Ensure Compressed Air Quality
I have been told that compressed air quality is important for a powder coating system. What kind of air quality should I have? What kind of problems can I expect if the air supply is not maintained properly?
For a quality compressed air supply, maintain the correct volume of air available for the powder paint system. Clean, dry air is important. The compressed air supply feeding the powder system needs to be conditioned. This is accomplished with a properly sized air dryer. Either a refrigerant or regenerative air dryer is acceptable. When the air volume required is 500 scfm or greater, a regenerative unit may be preferred. Other items required with the air dryer are a particle filter and a coalescing filter. It is best that the filters in the system be set up with automatic drains or flags that indicate when service or replacement is required.
Air quality requirements are three-fold: maximum oil content of 0.1 ppm, dew point of 35°F or lower, and particulate matter no larger than 10 microns. By keeping the powder free of moisture, oil and other dirt, powder fluidizes more evenly, and the pump can lift the powder through the suction tube easier and transport it to the gun more efficiently.
Powder Pump Control Critical
My operators spray more powder than necessary and complain about "puffing." What role does the pump perform in the powder process and how can I avoid the "puffing" that occurs.
Control of the powder delivery is critical to the performance of the application.

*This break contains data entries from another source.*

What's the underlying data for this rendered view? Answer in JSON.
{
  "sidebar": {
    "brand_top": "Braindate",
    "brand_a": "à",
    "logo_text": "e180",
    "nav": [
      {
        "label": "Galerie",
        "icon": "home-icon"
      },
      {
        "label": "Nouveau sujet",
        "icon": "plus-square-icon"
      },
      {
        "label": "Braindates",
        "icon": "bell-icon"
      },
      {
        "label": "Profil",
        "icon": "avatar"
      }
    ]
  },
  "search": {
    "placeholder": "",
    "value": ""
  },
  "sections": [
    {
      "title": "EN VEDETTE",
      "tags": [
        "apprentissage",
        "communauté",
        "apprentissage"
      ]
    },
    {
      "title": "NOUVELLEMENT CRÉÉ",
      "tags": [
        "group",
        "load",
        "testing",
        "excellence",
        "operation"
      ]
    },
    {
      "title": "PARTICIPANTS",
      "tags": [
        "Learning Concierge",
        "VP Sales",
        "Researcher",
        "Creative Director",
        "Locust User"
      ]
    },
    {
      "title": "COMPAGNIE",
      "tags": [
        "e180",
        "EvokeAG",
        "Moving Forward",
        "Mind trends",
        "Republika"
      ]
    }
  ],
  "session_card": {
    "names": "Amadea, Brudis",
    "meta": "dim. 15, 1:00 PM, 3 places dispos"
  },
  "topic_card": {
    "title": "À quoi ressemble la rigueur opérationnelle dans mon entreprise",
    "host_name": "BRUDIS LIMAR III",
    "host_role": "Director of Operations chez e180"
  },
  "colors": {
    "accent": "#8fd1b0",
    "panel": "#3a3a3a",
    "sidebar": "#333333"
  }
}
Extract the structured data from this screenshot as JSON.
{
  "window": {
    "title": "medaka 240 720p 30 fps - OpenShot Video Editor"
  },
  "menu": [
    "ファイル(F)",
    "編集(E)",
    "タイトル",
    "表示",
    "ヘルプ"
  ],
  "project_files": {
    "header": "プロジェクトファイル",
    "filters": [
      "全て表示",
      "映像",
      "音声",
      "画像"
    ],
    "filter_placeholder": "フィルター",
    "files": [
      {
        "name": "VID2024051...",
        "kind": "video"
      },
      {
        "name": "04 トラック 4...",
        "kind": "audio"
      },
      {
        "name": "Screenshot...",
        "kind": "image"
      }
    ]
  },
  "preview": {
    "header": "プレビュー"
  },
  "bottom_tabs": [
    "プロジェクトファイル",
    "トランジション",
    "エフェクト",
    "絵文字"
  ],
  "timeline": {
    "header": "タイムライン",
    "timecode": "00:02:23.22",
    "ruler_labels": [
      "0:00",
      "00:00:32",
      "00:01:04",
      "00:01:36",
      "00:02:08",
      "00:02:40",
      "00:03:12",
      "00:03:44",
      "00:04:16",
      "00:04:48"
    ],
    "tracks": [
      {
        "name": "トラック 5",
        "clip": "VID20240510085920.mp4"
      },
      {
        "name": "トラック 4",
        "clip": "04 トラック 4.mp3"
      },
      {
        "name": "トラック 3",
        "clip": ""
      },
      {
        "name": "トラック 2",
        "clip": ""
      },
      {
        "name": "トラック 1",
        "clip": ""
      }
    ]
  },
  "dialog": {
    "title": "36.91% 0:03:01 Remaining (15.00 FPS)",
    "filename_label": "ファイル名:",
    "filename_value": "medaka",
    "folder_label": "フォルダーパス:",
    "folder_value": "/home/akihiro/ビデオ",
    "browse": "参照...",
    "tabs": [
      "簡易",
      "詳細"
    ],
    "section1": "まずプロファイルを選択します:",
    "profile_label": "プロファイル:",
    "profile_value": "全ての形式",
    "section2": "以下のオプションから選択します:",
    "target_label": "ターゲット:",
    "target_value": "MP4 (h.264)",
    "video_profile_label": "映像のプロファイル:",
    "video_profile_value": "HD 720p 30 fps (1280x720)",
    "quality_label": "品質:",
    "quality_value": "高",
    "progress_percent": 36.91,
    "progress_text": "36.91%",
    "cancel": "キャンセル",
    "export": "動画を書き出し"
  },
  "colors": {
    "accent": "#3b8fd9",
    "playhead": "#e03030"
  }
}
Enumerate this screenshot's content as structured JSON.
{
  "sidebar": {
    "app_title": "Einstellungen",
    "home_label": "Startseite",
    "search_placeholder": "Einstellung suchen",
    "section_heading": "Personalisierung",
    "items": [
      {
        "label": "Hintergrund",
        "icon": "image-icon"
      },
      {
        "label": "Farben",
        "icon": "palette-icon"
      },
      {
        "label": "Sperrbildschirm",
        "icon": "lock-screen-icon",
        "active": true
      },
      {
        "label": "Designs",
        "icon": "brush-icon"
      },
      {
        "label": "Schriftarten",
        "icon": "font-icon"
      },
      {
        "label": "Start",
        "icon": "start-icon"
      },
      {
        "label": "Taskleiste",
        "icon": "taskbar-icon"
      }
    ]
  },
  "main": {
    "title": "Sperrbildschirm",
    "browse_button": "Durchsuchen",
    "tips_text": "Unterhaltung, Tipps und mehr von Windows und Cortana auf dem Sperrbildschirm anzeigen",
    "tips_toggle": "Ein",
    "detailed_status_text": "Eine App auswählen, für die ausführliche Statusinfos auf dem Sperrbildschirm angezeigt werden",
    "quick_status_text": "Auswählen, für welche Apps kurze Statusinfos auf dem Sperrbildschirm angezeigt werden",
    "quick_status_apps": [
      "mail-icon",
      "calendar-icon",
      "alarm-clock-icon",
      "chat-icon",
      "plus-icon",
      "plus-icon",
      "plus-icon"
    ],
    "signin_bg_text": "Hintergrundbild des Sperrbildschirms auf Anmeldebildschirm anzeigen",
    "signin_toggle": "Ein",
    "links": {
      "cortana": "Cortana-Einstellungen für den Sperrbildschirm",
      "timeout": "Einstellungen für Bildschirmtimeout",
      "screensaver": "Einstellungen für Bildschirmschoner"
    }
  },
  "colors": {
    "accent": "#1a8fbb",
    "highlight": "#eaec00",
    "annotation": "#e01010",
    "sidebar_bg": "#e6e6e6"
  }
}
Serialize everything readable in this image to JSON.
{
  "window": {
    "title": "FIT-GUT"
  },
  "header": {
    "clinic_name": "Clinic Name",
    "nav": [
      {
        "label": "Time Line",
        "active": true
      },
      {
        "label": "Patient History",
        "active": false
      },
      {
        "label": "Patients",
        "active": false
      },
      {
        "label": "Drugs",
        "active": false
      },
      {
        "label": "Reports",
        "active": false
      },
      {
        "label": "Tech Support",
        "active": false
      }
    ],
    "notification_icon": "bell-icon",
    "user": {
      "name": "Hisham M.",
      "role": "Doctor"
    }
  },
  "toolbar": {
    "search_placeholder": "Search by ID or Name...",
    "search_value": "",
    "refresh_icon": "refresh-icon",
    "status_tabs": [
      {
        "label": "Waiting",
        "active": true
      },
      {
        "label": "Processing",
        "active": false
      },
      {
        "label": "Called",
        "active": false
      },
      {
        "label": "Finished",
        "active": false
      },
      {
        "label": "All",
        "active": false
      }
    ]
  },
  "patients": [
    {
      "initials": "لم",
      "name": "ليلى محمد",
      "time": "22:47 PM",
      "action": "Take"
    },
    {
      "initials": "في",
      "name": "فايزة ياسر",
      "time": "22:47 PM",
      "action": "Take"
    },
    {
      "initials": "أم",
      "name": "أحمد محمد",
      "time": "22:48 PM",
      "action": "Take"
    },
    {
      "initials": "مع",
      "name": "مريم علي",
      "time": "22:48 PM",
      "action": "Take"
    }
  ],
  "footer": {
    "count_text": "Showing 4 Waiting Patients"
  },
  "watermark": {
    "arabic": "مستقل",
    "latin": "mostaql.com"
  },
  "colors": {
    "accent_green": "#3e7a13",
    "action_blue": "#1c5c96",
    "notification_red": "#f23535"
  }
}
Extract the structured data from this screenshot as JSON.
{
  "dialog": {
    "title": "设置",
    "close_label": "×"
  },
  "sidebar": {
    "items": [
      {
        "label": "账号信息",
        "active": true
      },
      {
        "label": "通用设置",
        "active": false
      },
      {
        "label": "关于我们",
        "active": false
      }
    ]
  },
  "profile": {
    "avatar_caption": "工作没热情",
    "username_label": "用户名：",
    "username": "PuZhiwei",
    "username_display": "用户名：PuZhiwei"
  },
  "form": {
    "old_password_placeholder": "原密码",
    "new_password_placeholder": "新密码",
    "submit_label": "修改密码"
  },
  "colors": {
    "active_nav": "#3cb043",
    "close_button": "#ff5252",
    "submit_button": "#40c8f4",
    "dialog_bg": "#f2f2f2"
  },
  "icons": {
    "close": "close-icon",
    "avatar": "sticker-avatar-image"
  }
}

Charging efficiency and applied film thickness uniformity are dependent upon consistent powder delivery.
Many users do not understand the importance of powder pump control. A pump is used to get powder to the spray gun. This pump, called a venturi or injector pump, is designed to pneumatically convey the powder material from the fluidized feed hopper to the spray gun.
Control of the powder delivery is important to maintaining good film control. If too much powder is sprayed, either more powder is applied to the part than is required or more reclaim powder is created. Too much powder delivery may also decrease charging efficiency by diluting the ability of the applicator to completely charge the material being applied. This leads to poor transfer efficiency and reduced material utilization. Operators often times over-compensate on powder delivery by increasing the powder output to avoid undercoated or "light" parts. This leads to an increase in powder consumption. Other factors affecting the powder delivery rate are as follows:
- Inconsistent compressed air supply or quality from the plant air source can cause pump delivery rates to increase or decrease.
- Tubing and powder hose lengths can affect the ability to provide consistent delivery rates.
- Wear of the powder pump parts can cause poor powder delivery.
- Maintain a good blend of reclaim and new powder to help control the powder particle size distribution.
- Check powder feed hoses to determine if they are pinched, routed correctly, excessively long or kinked.
- Check for impact fusion inside the hoses or on the gun components that can impair flow and cause powder surging. Performing periodic maintenance of the equipment can avoid this problem. Follow the manufacturers' guidelines for regular checks and cleaning of the components in the powder path. This includes the gun tips, electrodes and pump inserts. To prevent additional build up, never leave the powder hoses full of powder at the end of shifts or overnight. Before shutting down the system, use compressed air to blow the lines and guns free of residual powder. This should also be done at the end of each shift and before breaks.
- Check fluidization that may cause powder surging. Uneven fluidization can cause too little or too much air in the mixture at the suction tube. Fluidization should be an even and uniform soft boiling in the feed hopper.